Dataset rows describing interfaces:

※ ※ ※

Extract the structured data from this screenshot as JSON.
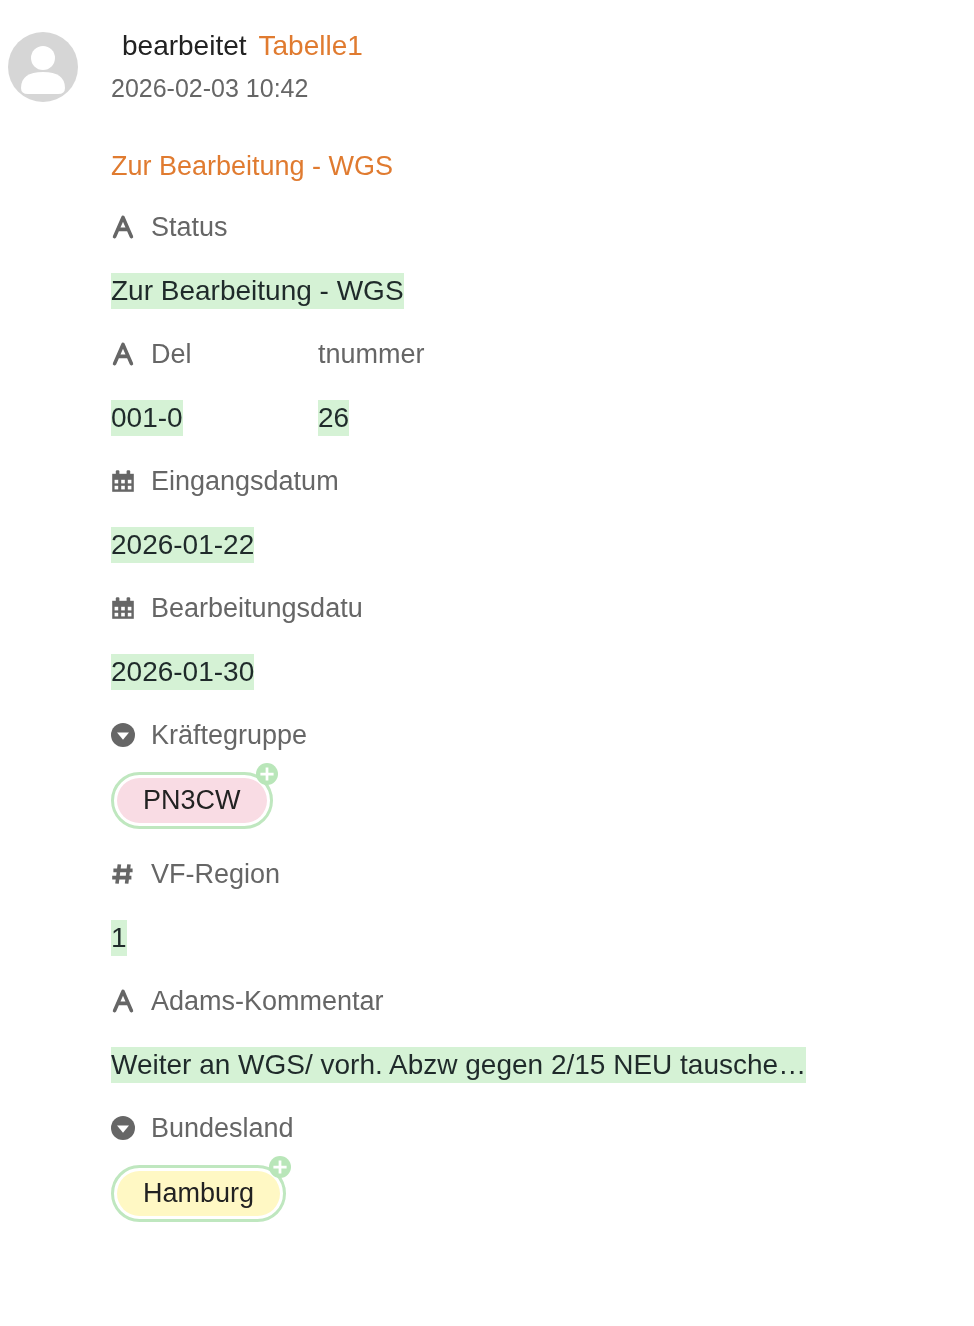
{
  "header": {
    "action": "bearbeitet",
    "table": "Tabelle1",
    "timestamp": "2026-02-03 10:42"
  },
  "record_title": "Zur Bearbeitung - WGS",
  "fields": [
    {
      "kind": "text",
      "label": [
        "Status"
      ],
      "value": [
        "Zur Bearbeitung - WGS"
      ]
    },
    {
      "kind": "text",
      "label": [
        "Del",
        "tnummer"
      ],
      "value": [
        "001-0",
        "26"
      ]
    },
    {
      "kind": "date",
      "label": [
        "Eingangsdatum"
      ],
      "value": [
        "2026-01-22"
      ]
    },
    {
      "kind": "date",
      "label": [
        "Bearbeitungsdatu"
      ],
      "value": [
        "2026-01-30"
      ]
    },
    {
      "kind": "select",
      "label": [
        "Kräftegruppe"
      ],
      "option": {
        "text": "PN3CW",
        "color": "#f9dce4"
      }
    },
    {
      "kind": "number",
      "label": [
        "VF-Region"
      ],
      "value": [
        "1"
      ]
    },
    {
      "kind": "text",
      "label": [
        "Adams-Kommentar"
      ],
      "value": [
        "Weiter an WGS/ vorh. Abzw gegen 2/15 NEU tausche…"
      ]
    },
    {
      "kind": "select",
      "label": [
        "Bundesland"
      ],
      "option": {
        "text": "Hamburg",
        "color": "#fff8c4"
      }
    }
  ]
}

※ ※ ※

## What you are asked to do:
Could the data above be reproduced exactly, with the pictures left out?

## Solution for this exercise:
Extract the structured data from this screenshot as JSON.
{
  "header": {
    "action": "bearbeitet",
    "table": "Tabelle1",
    "timestamp": "2026-02-03 10:42"
  },
  "record_title": "Zur Bearbeitung - WGS",
  "fields": [
    {
      "kind": "text",
      "label": [
        "Status"
      ],
      "value": [
        "Zur Bearbeitung - WGS"
      ]
    },
    {
      "kind": "text",
      "label": [
        "Del",
        "tnummer"
      ],
      "value": [
        "001-0",
        "26"
      ]
    },
    {
      "kind": "date",
      "label": [
        "Eingangsdatum"
      ],
      "value": [
        "2026-01-22"
      ]
    },
    {
      "kind": "date",
      "label": [
        "Bearbeitungsdatu"
      ],
      "value": [
        "2026-01-30"
      ]
    },
    {
      "kind": "select",
      "label": [
        "Kräftegruppe"
      ],
      "option": {
        "text": "PN3CW",
        "color": "#f9dce4"
      }
    },
    {
      "kind": "number",
      "label": [
        "VF-Region"
      ],
      "value": [
        "1"
      ]
    },
    {
      "kind": "text",
      "label": [
        "Adams-Kommentar"
      ],
      "value": [
        "Weiter an WGS/ vorh. Abzw gegen 2/15 NEU tausche…"
      ]
    },
    {
      "kind": "select",
      "label": [
        "Bundesland"
      ],
      "option": {
        "text": "Hamburg",
        "color": "#fff8c4"
      }
    }
  ]
}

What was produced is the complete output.